By Raffique Shah
May 8, 2023
My good friend Mike swears there is a mass exodus of bright young professionals from Trinidad, many of them with their families, their destination of choice Canada, which they see as a vast country with countless opportunities.
To support his contention, he asks me rhetorically: when last have you driven past the Canadian High Commission in Port-of-Spain early morning? I didn’t reply that I do not know where in the capital city the Canadians have their offices. He continued; It’s like J’ouvay morning downtown…if you see people. Raf, this is real…people are leaving in droves…it’s not just the crime, it’s the hopelessness. They see no future here for themselves and their families…
I digested the information he had offered and the rationale he proffered.
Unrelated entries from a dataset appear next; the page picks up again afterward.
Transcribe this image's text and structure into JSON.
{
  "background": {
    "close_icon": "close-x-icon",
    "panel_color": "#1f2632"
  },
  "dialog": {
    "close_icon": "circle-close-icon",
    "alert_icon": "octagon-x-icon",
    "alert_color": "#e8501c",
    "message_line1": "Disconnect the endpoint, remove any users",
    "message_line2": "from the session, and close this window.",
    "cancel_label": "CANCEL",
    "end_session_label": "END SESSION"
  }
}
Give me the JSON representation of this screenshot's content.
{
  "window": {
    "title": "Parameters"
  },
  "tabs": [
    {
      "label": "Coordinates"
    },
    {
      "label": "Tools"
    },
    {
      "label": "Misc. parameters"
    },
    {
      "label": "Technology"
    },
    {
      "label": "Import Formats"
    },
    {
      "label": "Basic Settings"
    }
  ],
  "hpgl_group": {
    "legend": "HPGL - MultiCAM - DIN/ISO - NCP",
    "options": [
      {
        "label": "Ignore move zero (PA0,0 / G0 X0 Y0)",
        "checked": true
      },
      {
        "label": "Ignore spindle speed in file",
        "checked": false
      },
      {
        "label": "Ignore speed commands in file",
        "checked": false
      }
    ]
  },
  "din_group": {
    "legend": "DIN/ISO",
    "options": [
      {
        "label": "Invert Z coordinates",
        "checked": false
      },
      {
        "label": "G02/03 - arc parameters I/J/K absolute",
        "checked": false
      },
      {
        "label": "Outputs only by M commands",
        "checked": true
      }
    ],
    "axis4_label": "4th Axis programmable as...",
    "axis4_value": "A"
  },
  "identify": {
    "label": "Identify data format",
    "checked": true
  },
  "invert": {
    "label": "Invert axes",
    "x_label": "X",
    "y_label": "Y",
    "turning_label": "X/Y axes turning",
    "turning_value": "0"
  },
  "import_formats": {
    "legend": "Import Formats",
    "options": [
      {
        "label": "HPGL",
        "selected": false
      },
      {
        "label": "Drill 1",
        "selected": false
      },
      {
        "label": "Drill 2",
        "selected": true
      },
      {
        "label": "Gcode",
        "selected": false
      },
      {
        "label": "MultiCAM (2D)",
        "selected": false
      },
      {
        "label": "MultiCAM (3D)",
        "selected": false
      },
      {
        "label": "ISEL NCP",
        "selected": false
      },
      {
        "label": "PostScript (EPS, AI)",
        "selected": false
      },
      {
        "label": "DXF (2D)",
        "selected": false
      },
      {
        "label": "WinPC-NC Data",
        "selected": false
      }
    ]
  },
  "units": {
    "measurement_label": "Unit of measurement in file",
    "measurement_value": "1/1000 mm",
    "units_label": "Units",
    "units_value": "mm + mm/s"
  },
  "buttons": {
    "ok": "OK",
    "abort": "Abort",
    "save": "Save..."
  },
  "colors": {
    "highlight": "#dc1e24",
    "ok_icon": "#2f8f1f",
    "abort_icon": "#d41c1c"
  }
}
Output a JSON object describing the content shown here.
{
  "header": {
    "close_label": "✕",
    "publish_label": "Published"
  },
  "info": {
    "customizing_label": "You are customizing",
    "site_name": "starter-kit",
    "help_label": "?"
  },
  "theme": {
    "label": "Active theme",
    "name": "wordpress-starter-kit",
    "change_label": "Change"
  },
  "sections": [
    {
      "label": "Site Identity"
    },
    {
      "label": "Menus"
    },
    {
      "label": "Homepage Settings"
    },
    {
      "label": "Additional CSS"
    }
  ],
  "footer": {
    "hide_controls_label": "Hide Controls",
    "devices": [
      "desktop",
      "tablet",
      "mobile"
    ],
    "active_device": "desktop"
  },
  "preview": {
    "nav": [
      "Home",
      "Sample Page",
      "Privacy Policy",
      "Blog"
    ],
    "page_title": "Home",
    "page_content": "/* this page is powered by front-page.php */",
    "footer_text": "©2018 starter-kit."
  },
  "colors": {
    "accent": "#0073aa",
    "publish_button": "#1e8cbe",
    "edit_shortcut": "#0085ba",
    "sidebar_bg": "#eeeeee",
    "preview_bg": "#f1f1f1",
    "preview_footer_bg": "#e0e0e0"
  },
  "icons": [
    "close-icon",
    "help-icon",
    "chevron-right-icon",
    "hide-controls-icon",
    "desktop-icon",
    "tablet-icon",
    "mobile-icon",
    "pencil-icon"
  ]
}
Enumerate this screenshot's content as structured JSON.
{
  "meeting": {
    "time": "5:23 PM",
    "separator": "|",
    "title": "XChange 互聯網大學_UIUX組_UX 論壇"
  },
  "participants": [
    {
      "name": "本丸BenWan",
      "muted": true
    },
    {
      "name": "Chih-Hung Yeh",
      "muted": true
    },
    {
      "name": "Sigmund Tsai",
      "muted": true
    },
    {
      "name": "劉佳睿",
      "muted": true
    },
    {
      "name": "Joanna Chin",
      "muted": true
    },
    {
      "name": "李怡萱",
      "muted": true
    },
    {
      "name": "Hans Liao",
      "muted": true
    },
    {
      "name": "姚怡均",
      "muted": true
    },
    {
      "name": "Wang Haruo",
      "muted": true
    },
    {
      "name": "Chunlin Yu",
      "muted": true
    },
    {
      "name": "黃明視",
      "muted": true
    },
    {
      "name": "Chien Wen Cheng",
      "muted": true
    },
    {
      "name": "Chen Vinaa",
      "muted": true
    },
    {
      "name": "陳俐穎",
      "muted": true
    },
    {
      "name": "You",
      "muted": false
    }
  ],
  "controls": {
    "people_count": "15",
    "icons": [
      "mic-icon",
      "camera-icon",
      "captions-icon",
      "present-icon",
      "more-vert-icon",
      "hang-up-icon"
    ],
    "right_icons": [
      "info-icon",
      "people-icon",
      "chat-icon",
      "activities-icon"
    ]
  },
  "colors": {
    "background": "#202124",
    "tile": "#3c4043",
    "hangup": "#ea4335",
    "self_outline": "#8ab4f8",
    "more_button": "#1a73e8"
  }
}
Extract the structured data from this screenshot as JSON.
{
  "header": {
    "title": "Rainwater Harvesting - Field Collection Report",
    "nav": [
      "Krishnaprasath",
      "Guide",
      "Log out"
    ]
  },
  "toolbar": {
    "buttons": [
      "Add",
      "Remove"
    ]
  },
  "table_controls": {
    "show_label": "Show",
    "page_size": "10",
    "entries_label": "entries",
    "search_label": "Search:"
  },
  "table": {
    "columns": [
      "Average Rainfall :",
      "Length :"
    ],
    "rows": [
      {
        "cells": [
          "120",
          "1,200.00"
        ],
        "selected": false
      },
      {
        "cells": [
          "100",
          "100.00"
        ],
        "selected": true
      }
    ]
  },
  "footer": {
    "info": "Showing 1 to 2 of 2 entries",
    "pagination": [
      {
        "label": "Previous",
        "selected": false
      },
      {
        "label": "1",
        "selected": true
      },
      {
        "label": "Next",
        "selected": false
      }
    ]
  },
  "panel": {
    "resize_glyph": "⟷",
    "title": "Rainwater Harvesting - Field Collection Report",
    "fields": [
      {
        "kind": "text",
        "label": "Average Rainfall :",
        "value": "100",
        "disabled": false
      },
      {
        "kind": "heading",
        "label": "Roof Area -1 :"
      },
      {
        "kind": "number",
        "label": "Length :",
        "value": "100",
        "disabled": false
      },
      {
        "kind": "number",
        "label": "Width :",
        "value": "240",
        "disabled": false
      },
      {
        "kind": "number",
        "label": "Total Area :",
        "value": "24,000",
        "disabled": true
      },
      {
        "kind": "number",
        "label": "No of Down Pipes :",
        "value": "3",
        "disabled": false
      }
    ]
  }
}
I know of many people who had indeed ‘relocated’ to Canada, and through my two offspring, both just past forty years, of several of their contemporaries who live abroad-the UK, USA, Canada-some from as far back as when they graduated from university. Mostly, though, with our oil, gas and petrochemical industries keeping pace with, or being in the lead of industry standards globally, there were opportunities aplenty for local graduates, technicians and skilled labour.
When I reflected on what Mike was telling me about an ‘exodus’ of bright young people, I argued that that was an erroneous perception. What we are witnessing is mass migration globally. In Europe for example, the influx of refugees/migrant created havoc as the richest countries in the world found themselves virtually under siege by people from some of the poorest. What compounded this movement of people from one country to another globally, were a series of sometimes lethal mishaps, some of them taking many lives, as desperate asylum seekers, many of whom have genuine claims of oppression, boarded assorted sea vessels that were downright dangerous and many, many lives were lost.
There was an outpouring of empathy worldwide as the macabre theatre rolled out before our eyes like a live action tragedy. To their credit, several European countries absorbed large numbers. Germany’s Angela Merkel became even more popular among European leaders when she got support- not overwhelmingly, mark you- from her parliamentary colleagues and absorbed roughly 1.1Million in 2015 during the European migrant crisis.
I told Mike that similar mass movements of people facing political oppression or economic disasters in their countries have occurred as far and wide as Hong Kong, Japan, The Philippines, internal movements within Africa, and we certainly can’t forget our own backyard with the never ending movement of people within Latin America and the Caribbean. Hell, who knows about this better than Trinidadians. Within recent times, Venezuelans who suffered because of internal politics and US sanctions that caused large chunks of the population to go jobless, saw Trinidad as a haven. I noted that because of Trinidad’s liberal policies on critical issues like healthcare, education, and housing, anyone seeking betterment would head this way even though our people complain about those services being woefully inadequate.
Mike interjected: But Raf, you wandering around the world seeking dirt poor people who are looking for emergency assistance and rescue. I am talking about the cream of our younger generation who have tertiary level education, and who can make this country a better place, fleeing instead to Canada which will now benefit from their expertise.
Yes, I replied, and I hope that they will be as eager to pay property taxes, building maintenance fees, high medical expenses and an unholy number of other taxes and charges to State and Provincial Government. Canada is very much a migrant society except for a few thousand indigenous people. In fact the government’s policy in Canada is to admit some 300K migrants per year and there are currently 8M such people who enjoy permanent residence amounting to 20% of the overall population. As part of the British Commonwealth, it has been partial to countries of similar historical backgrounds in the Caribbean, hence the reason why so many of our people head that way when they are looking for an alternative to the countries where they were born. Nothing is wrong with that. They have every right to enjoy the generosity extended to them.
What I’ve heard from my sisters and other friends and relatives who reside there as migrants is, crime is fast becoming a major problem in the big cities and West Indian migrants form a high percentage of the perpetrators. Why must these selfish and uncaring criminals sully the names of their mother countries by dominating the ‘Most Wanted’ lists in almost every province of Canada.
The government and people of Canada have been hospitable and equitable in the distribution of VISAs. Migrants should be thankful for that.